Canadian teen’s loved ones get punched in the gut?

I will have to step aside for any detailed analysis of what the Texas Attorney General’s Office has concluded about the mysterious and heartbreaking death of a Canadian High School senior, Thomas Kelly Brown.

The expert on this tragedy is my friend and former colleague Jon Mark Beilue, who wonders aloud whether how in the world the AG’s office could find that “there is no evidence that would lead a reasonable person to conclude that foul play led to the death of Thomas Kelly Brown.”

He disappeared on Thanksgiving Day 2018. His body was discovered near Lake Marvin. His laptop and other personal belongings were found miles away from where police found Brown’s body.

So … the AG’s office says that Brown did not die as a result of someone doing him harm. No evidence? Good … grief!

As Jon Mark Beilue said in his social media post: These findings go “beyond the pale.”

The powers that be — the AG’s office, the Texas Rangers, the Hemphill County Sheriff’s Office — all need to come up with some plausible explanation for what happened to this young man.

Here is Beilue’s rant. It’s worth your time to read it:

“…There is no evidence that would lead a reasonable person to conclude that foul play led to the death of Thomas Kelly Brown…”

You mean except for the fact that his body was found near Lake Marvin and his vehicle was found miles away with video evidence of it being driven that night, or that his backpack and laptop computer were found several more miles away?

Who wrote this, the Attorney General’s office of Texas or Deputy Barney Fife? Unfortunately, it was the former in an announcement on Wednesday.

As someone while with the Globe-News who wrote multiple stories on Thomas Brown, the Canadian senior who suddenly went missing in the early hours of Thanksgiving 2016, this is beyond the pale.
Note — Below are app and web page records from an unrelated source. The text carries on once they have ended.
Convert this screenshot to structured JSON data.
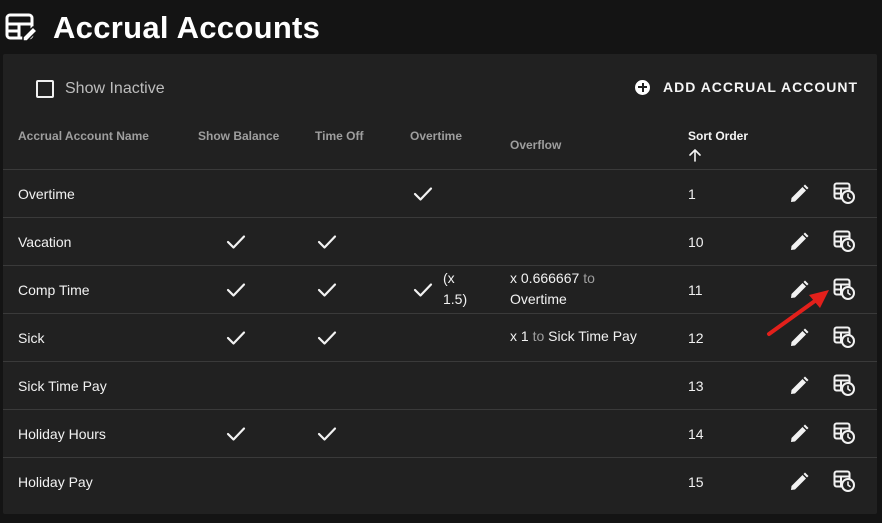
{
  "header": {
    "title": "Accrual Accounts",
    "icon": "table-edit-icon"
  },
  "toolbar": {
    "show_inactive_label": "Show Inactive",
    "show_inactive_checked": false,
    "add_button_label": "ADD ACCRUAL ACCOUNT"
  },
  "table": {
    "columns": {
      "name": "Accrual Account Name",
      "show_balance": "Show Balance",
      "time_off": "Time Off",
      "overtime": "Overtime",
      "overflow": "Overflow",
      "sort_order": "Sort Order"
    },
    "sort_column": "sort_order",
    "sort_direction": "ascending",
    "rows": [
      {
        "name": "Overtime",
        "show_balance": false,
        "time_off": false,
        "overtime": true,
        "overtime_extra": "",
        "overflow_prefix": "",
        "overflow_to": "",
        "overflow_target": "",
        "sort_order": "1"
      },
      {
        "name": "Vacation",
        "show_balance": true,
        "time_off": true,
        "overtime": false,
        "overtime_extra": "",
        "overflow_prefix": "",
        "overflow_to": "",
        "overflow_target": "",
        "sort_order": "10"
      },
      {
        "name": "Comp Time",
        "show_balance": true,
        "time_off": true,
        "overtime": true,
        "overtime_extra": "(x 1.5)",
        "overflow_prefix": "x 0.666667",
        "overflow_to": "to",
        "overflow_target": "Overtime",
        "sort_order": "11"
      },
      {
        "name": "Sick",
        "show_balance": true,
        "time_off": true,
        "overtime": false,
        "overtime_extra": "",
        "overflow_prefix": "x 1",
        "overflow_to": "to",
        "overflow_target": "Sick Time Pay",
        "sort_order": "12"
      },
      {
        "name": "Sick Time Pay",
        "show_balance": false,
        "time_off": false,
        "overtime": false,
        "overtime_extra": "",
        "overflow_prefix": "",
        "overflow_to": "",
        "overflow_target": "",
        "sort_order": "13"
      },
      {
        "name": "Holiday Hours",
        "show_balance": true,
        "time_off": true,
        "overtime": false,
        "overtime_extra": "",
        "overflow_prefix": "",
        "overflow_to": "",
        "overflow_target": "",
        "sort_order": "14"
      },
      {
        "name": "Holiday Pay",
        "show_balance": false,
        "time_off": false,
        "overtime": false,
        "overtime_extra": "",
        "overflow_prefix": "",
        "overflow_to": "",
        "overflow_target": "",
        "sort_order": "15"
      }
    ],
    "row_actions": [
      "pencil-icon",
      "table-clock-icon"
    ]
  },
  "annotation": {
    "type": "arrow",
    "color": "#e3201b",
    "points_to": "Vacation row schedule action"
  },
  "colors": {
    "background": "#141414",
    "card": "#212121",
    "divider": "#3a3a3a",
    "header_text": "#9e9e9e",
    "text": "#f2f2f2"
  }
}
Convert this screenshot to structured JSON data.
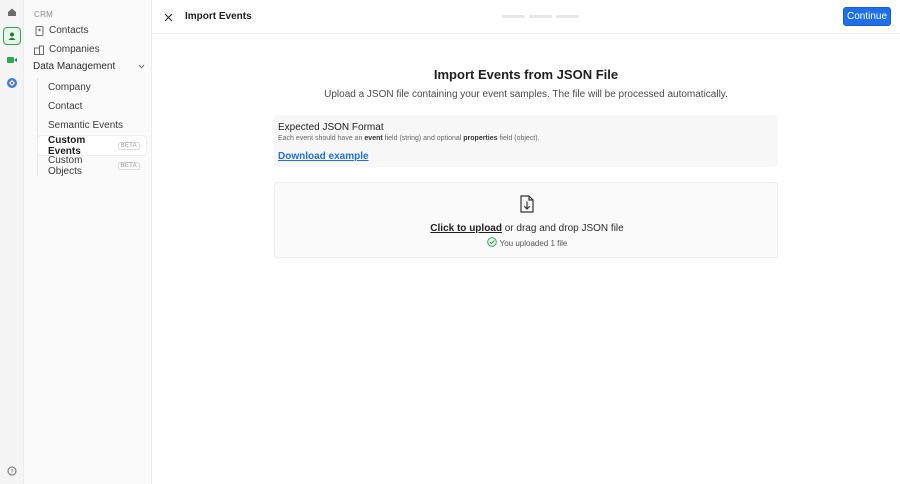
{
  "rail": {
    "icons": [
      "home-icon",
      "crm-icon",
      "video-icon",
      "hub-icon",
      "help-icon"
    ],
    "active_color": "#2fa84f"
  },
  "sidebar": {
    "section_label": "CRM",
    "items": [
      {
        "label": "Contacts",
        "icon": "contact-card-icon"
      },
      {
        "label": "Companies",
        "icon": "building-icon"
      }
    ],
    "group": {
      "label": "Data Management",
      "expanded": true,
      "children": [
        {
          "label": "Company",
          "badge": "",
          "active": false
        },
        {
          "label": "Contact",
          "badge": "",
          "active": false
        },
        {
          "label": "Semantic Events",
          "badge": "",
          "active": false
        },
        {
          "label": "Custom Events",
          "badge": "BETA",
          "active": true
        },
        {
          "label": "Custom Objects",
          "badge": "BETA",
          "active": false
        }
      ]
    }
  },
  "header": {
    "title": "Import Events",
    "continue_label": "Continue",
    "accent": "#1f6fe5"
  },
  "main": {
    "heading": "Import Events from JSON File",
    "subheading": "Upload a JSON file containing your event samples. The file will be processed automatically.",
    "format": {
      "title": "Expected JSON Format",
      "desc_prefix": "Each event should have an",
      "desc_event": "event",
      "desc_mid": "field (string) and optional",
      "desc_properties": "properties",
      "desc_suffix": "field (object).",
      "download_label": "Download example"
    },
    "upload": {
      "click_label": "Click to upload",
      "rest_label": "or drag and drop JSON file",
      "status": "You uploaded 1 file",
      "status_color": "#2fa84f"
    }
  }
}
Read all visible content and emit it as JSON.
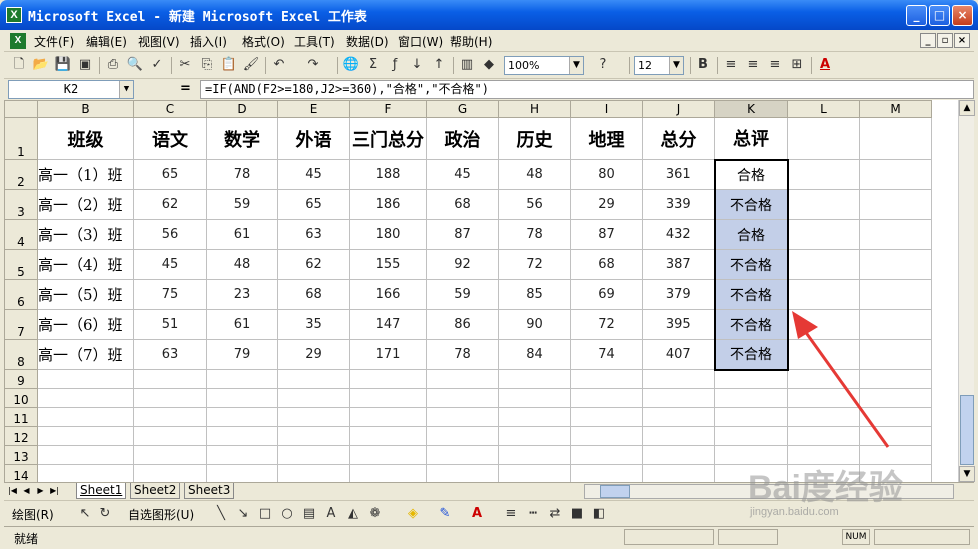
{
  "window": {
    "title": "Microsoft Excel - 新建 Microsoft Excel 工作表",
    "minimize": "_",
    "maximize": "□",
    "close": "×"
  },
  "menu": {
    "items": [
      "文件(F)",
      "编辑(E)",
      "视图(V)",
      "插入(I)",
      "格式(O)",
      "工具(T)",
      "数据(D)",
      "窗口(W)",
      "帮助(H)"
    ],
    "mdi": [
      "_",
      "▫",
      "×"
    ]
  },
  "toolbar": {
    "zoom": "100%",
    "font_size": "12",
    "bold": "B",
    "font_color": "A"
  },
  "formula_bar": {
    "cell_ref": "K2",
    "eq": "=",
    "formula": "=IF(AND(F2>=180,J2>=360),\"合格\",\"不合格\")"
  },
  "sheet": {
    "columns": [
      "B",
      "C",
      "D",
      "E",
      "F",
      "G",
      "H",
      "I",
      "J",
      "K",
      "L",
      "M"
    ],
    "row_numbers": [
      "1",
      "2",
      "3",
      "4",
      "5",
      "6",
      "7",
      "8",
      "9",
      "10",
      "11",
      "12",
      "13",
      "14"
    ],
    "headers": [
      "班级",
      "语文",
      "数学",
      "外语",
      "三门总分",
      "政治",
      "历史",
      "地理",
      "总分",
      "总评"
    ],
    "rows": [
      {
        "class": "高一（1）班",
        "chinese": "65",
        "math": "78",
        "english": "45",
        "total3": "188",
        "politics": "45",
        "history": "48",
        "geography": "80",
        "total": "361",
        "result": "合格"
      },
      {
        "class": "高一（2）班",
        "chinese": "62",
        "math": "59",
        "english": "65",
        "total3": "186",
        "politics": "68",
        "history": "56",
        "geography": "29",
        "total": "339",
        "result": "不合格"
      },
      {
        "class": "高一（3）班",
        "chinese": "56",
        "math": "61",
        "english": "63",
        "total3": "180",
        "politics": "87",
        "history": "78",
        "geography": "87",
        "total": "432",
        "result": "合格"
      },
      {
        "class": "高一（4）班",
        "chinese": "45",
        "math": "48",
        "english": "62",
        "total3": "155",
        "politics": "92",
        "history": "72",
        "geography": "68",
        "total": "387",
        "result": "不合格"
      },
      {
        "class": "高一（5）班",
        "chinese": "75",
        "math": "23",
        "english": "68",
        "total3": "166",
        "politics": "59",
        "history": "85",
        "geography": "69",
        "total": "379",
        "result": "不合格"
      },
      {
        "class": "高一（6）班",
        "chinese": "51",
        "math": "61",
        "english": "35",
        "total3": "147",
        "politics": "86",
        "history": "90",
        "geography": "72",
        "total": "395",
        "result": "不合格"
      },
      {
        "class": "高一（7）班",
        "chinese": "63",
        "math": "79",
        "english": "29",
        "total3": "171",
        "politics": "78",
        "history": "84",
        "geography": "74",
        "total": "407",
        "result": "不合格"
      }
    ]
  },
  "tabs": [
    "Sheet1",
    "Sheet2",
    "Sheet3"
  ],
  "draw_toolbar": {
    "draw": "绘图(R)",
    "autoshapes": "自选图形(U)"
  },
  "status": {
    "text": "就绪",
    "num": "NUM"
  },
  "watermark": {
    "text": "Bai度经验",
    "url": "jingyan.baidu.com"
  },
  "colors": {
    "title_blue": "#0a5fe6",
    "selection": "#c3cfe8",
    "arrow": "#e53935"
  }
}
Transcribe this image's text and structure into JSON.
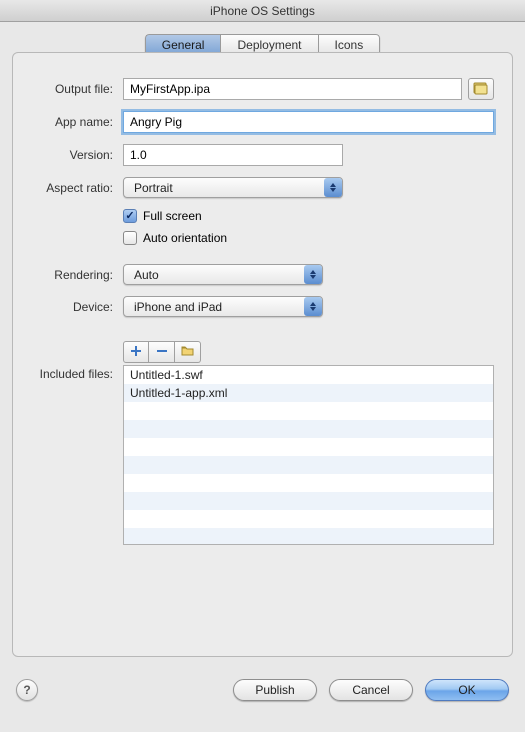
{
  "window": {
    "title": "iPhone OS Settings"
  },
  "tabs": [
    {
      "label": "General",
      "active": true
    },
    {
      "label": "Deployment",
      "active": false
    },
    {
      "label": "Icons",
      "active": false
    }
  ],
  "form": {
    "output_file": {
      "label": "Output file:",
      "value": "MyFirstApp.ipa"
    },
    "app_name": {
      "label": "App name:",
      "value": "Angry Pig"
    },
    "version": {
      "label": "Version:",
      "value": "1.0"
    },
    "aspect_ratio": {
      "label": "Aspect ratio:",
      "value": "Portrait"
    },
    "full_screen": {
      "label": "Full screen",
      "checked": true
    },
    "auto_orient": {
      "label": "Auto orientation",
      "checked": false
    },
    "rendering": {
      "label": "Rendering:",
      "value": "Auto"
    },
    "device": {
      "label": "Device:",
      "value": "iPhone and iPad"
    },
    "included": {
      "label": "Included files:"
    }
  },
  "included_files": [
    "Untitled-1.swf",
    "Untitled-1-app.xml"
  ],
  "buttons": {
    "publish": "Publish",
    "cancel": "Cancel",
    "ok": "OK"
  },
  "icons": {
    "browse": "folder-icon",
    "add": "plus-icon",
    "remove": "minus-icon",
    "folder": "folder-open-icon",
    "help": "?"
  }
}
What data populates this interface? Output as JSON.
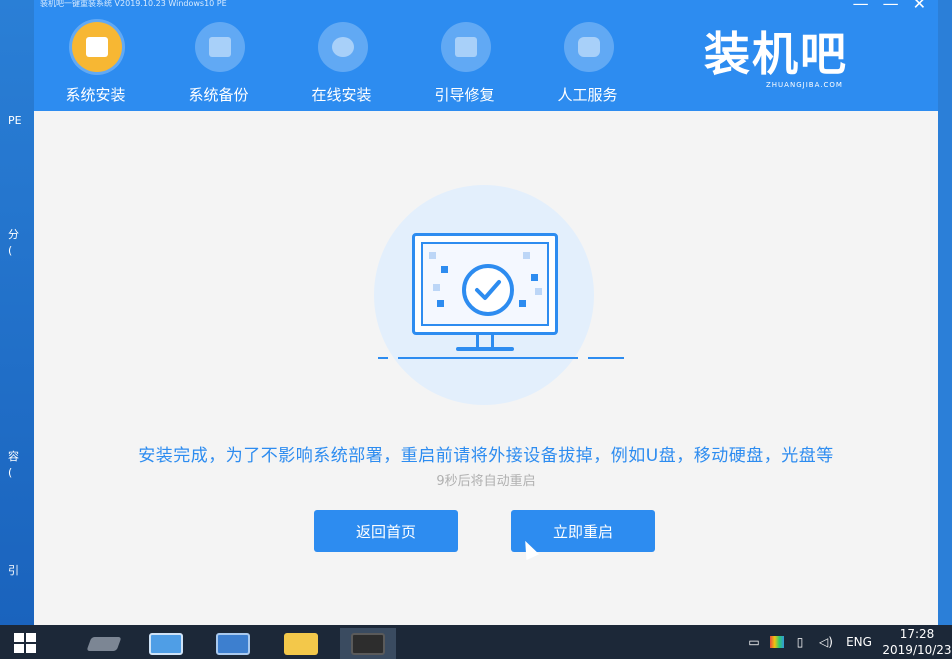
{
  "app": {
    "title_strip": "装机吧一键重装系统  V2019.10.23  Windows10 PE",
    "controls": [
      "—",
      "—",
      "✕"
    ],
    "nav": [
      {
        "label": "系统安装",
        "icon": "system-install-icon",
        "active": true
      },
      {
        "label": "系统备份",
        "icon": "backup-icon",
        "active": false
      },
      {
        "label": "在线安装",
        "icon": "download-icon",
        "active": false
      },
      {
        "label": "引导修复",
        "icon": "toolbox-icon",
        "active": false
      },
      {
        "label": "人工服务",
        "icon": "chat-icon",
        "active": false
      }
    ],
    "logo_text": "装机吧",
    "logo_url": "ZHUANGJIBA.COM"
  },
  "desktop_left_labels": [
    "PE",
    "分",
    "(",
    "容",
    "(",
    "引"
  ],
  "content": {
    "message": "安装完成，为了不影响系统部署，重启前请将外接设备拔掉，例如U盘，移动硬盘，光盘等",
    "countdown": "9秒后将自动重启",
    "btn_home": "返回首页",
    "btn_restart": "立即重启"
  },
  "taskbar": {
    "lang": "ENG",
    "time": "17:28",
    "date": "2019/10/23"
  },
  "colors": {
    "primary": "#2d8cf0",
    "active_nav": "#f7b733",
    "taskbar": "#1c2838"
  }
}
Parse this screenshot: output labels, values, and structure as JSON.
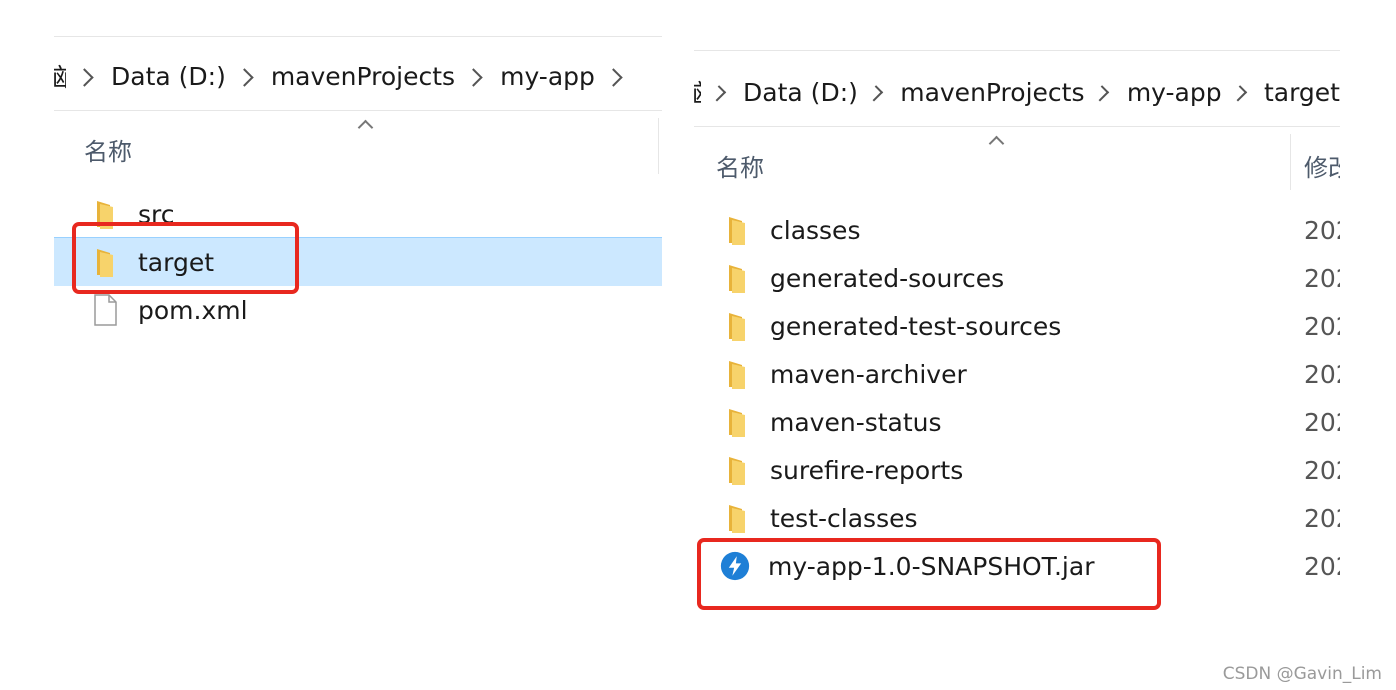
{
  "left_window": {
    "breadcrumb": {
      "truncated": "脑",
      "items": [
        "Data (D:)",
        "mavenProjects",
        "my-app"
      ]
    },
    "column_header": "名称",
    "files": [
      {
        "name": "src",
        "type": "folder",
        "selected": false
      },
      {
        "name": "target",
        "type": "folder",
        "selected": true
      },
      {
        "name": "pom.xml",
        "type": "file",
        "selected": false
      }
    ]
  },
  "right_window": {
    "breadcrumb": {
      "truncated": "脑",
      "items": [
        "Data (D:)",
        "mavenProjects",
        "my-app",
        "target"
      ]
    },
    "column_header": "名称",
    "column_header_2": "修改日期",
    "files": [
      {
        "name": "classes",
        "type": "folder",
        "date": "202"
      },
      {
        "name": "generated-sources",
        "type": "folder",
        "date": "202"
      },
      {
        "name": "generated-test-sources",
        "type": "folder",
        "date": "202"
      },
      {
        "name": "maven-archiver",
        "type": "folder",
        "date": "202"
      },
      {
        "name": "maven-status",
        "type": "folder",
        "date": "202"
      },
      {
        "name": "surefire-reports",
        "type": "folder",
        "date": "202"
      },
      {
        "name": "test-classes",
        "type": "folder",
        "date": "202"
      },
      {
        "name": "my-app-1.0-SNAPSHOT.jar",
        "type": "jar",
        "date": "202"
      }
    ]
  },
  "watermark": "CSDN @Gavin_Lim",
  "colors": {
    "selection": "#cce8ff",
    "highlight_box": "#e8281f",
    "folder": "#f4c74f",
    "jar_icon": "#1e7fd6"
  }
}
It is absolutely unconscionable that a reasonable person would not conclude that foul play was involved. This whole case has all but screamed of foul play since the very murky outset. Investigators said time and again they knew it to be foul play, but could not bring sufficient evidence.

Suppose the powers that be go ahead and tell the public exactly why a reasonable person should not conclude foul play was involved? Or is this just a way of throwing up your hands and saying we can’t solve it.

I feel for those closest to Brown in all of this. I can’t imagine what this latest bit of news brings. I could go on and on, but just leave it at this. To paraphrase the AG report: “Any reasonable person can conclude that someone got away with murder in Hemphill County in the death of Thomas Kelly Brown.”

Thomas Brown’s family and all of those who loved him have been kicked squarely in the gut.